EXERCISE BRIEF
Below are records; count the lines that hold the string "your" and give only the count.

DATA FOR REVIEW
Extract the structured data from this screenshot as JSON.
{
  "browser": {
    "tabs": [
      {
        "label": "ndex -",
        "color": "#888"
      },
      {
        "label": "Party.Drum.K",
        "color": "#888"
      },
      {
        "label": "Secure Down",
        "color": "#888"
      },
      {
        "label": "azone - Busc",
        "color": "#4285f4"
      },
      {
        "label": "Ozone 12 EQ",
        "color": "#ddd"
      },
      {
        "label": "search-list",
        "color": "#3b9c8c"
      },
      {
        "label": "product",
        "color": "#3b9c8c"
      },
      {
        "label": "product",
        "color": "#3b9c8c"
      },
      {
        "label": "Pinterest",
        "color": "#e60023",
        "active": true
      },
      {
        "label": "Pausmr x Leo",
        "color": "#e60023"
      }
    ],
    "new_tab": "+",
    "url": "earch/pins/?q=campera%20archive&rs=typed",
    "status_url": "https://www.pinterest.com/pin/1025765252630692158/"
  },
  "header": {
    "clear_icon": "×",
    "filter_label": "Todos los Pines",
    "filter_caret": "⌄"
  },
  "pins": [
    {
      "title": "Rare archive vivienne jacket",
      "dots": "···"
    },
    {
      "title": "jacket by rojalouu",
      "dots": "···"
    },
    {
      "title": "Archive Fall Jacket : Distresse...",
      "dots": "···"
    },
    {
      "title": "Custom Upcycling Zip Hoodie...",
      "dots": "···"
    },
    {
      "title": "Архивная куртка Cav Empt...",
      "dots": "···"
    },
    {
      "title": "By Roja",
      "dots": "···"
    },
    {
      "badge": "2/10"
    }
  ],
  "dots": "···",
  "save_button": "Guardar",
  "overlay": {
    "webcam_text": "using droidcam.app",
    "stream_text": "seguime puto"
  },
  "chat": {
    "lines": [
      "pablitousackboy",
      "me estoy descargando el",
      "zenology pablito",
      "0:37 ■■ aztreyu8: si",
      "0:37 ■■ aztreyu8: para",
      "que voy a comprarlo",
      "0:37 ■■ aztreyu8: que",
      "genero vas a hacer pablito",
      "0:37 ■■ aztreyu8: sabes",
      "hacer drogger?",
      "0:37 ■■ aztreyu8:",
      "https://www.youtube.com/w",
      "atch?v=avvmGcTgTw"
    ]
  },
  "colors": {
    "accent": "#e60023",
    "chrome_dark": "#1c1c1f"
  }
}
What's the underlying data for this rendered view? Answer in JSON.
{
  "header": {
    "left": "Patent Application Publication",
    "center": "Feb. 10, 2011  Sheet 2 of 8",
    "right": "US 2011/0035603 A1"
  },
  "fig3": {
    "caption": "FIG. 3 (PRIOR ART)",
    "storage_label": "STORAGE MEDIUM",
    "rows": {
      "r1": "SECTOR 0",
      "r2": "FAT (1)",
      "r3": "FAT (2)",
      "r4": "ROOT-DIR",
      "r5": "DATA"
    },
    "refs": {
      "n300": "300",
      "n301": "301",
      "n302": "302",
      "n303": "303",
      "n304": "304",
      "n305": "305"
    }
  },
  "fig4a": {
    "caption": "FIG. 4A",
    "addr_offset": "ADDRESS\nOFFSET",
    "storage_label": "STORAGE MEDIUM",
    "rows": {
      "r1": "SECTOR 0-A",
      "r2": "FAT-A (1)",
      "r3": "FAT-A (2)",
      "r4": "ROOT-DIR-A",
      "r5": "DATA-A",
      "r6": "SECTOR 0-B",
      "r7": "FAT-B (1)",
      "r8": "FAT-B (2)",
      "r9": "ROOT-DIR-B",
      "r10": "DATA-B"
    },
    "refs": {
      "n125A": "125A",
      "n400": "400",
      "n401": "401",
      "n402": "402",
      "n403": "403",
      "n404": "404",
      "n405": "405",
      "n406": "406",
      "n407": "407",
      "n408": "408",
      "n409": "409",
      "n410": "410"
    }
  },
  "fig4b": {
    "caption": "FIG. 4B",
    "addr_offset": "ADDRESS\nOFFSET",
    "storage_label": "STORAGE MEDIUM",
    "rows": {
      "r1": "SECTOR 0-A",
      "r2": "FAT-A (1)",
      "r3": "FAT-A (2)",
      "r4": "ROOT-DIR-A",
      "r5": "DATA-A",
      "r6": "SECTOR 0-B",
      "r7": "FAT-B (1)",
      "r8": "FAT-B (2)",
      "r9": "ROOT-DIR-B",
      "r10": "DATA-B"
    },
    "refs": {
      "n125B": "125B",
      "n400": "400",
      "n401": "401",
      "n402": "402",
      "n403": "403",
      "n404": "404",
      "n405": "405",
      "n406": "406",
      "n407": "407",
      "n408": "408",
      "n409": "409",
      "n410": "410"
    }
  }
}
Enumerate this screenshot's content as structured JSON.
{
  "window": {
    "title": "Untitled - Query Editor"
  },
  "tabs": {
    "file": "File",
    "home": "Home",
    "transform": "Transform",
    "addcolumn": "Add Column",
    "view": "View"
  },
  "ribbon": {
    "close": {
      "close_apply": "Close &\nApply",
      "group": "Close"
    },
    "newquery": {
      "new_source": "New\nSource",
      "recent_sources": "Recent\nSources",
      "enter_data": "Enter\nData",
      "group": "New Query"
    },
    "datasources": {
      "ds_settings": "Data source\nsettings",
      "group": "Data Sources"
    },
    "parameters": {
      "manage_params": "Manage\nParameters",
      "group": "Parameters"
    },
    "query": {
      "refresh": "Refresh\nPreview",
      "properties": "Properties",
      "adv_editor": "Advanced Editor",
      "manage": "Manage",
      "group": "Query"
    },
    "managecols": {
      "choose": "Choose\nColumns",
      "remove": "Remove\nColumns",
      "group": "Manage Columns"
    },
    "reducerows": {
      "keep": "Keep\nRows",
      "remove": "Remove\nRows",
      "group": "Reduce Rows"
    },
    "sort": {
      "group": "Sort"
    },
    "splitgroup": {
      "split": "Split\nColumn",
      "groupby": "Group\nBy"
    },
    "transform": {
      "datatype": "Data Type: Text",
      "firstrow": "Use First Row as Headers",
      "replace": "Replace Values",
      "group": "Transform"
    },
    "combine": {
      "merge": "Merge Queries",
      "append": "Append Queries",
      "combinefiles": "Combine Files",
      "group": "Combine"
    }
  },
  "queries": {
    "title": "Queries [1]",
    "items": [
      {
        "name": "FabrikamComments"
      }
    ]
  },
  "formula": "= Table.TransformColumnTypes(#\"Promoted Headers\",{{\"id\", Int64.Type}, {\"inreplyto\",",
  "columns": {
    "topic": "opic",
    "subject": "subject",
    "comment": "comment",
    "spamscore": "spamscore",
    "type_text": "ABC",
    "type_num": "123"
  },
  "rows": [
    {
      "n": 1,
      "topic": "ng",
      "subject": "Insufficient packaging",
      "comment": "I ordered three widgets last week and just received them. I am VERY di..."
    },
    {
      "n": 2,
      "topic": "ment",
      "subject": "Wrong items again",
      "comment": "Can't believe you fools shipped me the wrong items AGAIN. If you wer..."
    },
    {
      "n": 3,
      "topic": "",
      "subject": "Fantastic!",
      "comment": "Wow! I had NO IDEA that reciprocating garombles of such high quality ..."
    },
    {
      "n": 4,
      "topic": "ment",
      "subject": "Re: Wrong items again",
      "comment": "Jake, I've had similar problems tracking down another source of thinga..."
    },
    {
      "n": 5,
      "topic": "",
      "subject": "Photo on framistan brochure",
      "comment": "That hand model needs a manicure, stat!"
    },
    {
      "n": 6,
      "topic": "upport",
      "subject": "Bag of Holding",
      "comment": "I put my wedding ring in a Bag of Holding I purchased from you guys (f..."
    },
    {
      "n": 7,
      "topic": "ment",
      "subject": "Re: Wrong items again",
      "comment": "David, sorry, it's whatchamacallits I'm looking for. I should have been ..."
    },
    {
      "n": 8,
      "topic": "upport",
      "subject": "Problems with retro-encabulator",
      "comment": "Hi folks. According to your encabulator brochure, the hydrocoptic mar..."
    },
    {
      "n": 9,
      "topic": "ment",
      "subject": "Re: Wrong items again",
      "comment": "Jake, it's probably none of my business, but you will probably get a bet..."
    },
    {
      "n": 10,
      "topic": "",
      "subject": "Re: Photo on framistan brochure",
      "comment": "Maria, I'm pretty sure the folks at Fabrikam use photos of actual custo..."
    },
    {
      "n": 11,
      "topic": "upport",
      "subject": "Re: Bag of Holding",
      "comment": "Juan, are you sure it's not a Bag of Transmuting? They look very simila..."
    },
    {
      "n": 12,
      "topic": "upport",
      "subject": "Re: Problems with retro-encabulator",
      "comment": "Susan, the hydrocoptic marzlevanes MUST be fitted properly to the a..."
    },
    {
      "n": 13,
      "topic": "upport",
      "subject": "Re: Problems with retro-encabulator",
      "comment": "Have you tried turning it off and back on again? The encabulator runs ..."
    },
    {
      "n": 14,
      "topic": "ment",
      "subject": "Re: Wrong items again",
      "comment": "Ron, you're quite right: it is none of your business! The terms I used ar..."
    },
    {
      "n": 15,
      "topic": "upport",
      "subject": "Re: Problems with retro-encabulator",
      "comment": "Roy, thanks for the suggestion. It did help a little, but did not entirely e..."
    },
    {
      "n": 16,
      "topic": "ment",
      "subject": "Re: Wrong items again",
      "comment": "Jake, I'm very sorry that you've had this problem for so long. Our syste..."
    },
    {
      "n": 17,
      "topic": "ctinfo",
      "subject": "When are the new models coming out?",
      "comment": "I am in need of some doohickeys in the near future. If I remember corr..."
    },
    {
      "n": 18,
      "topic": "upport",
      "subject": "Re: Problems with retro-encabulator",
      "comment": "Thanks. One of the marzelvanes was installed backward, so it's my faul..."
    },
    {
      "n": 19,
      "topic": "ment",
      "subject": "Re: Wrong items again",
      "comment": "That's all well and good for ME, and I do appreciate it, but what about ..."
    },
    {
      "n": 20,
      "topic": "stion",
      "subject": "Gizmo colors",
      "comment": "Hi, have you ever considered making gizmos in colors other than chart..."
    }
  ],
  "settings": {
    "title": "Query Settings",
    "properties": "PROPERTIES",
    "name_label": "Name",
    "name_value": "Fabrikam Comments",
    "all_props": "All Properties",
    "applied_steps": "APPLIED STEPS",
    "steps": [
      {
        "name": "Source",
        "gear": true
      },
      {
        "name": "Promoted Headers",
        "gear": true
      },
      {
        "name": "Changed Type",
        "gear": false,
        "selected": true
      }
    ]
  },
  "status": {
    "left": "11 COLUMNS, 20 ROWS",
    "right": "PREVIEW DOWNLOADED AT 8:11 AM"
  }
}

ANSWER SECTION
2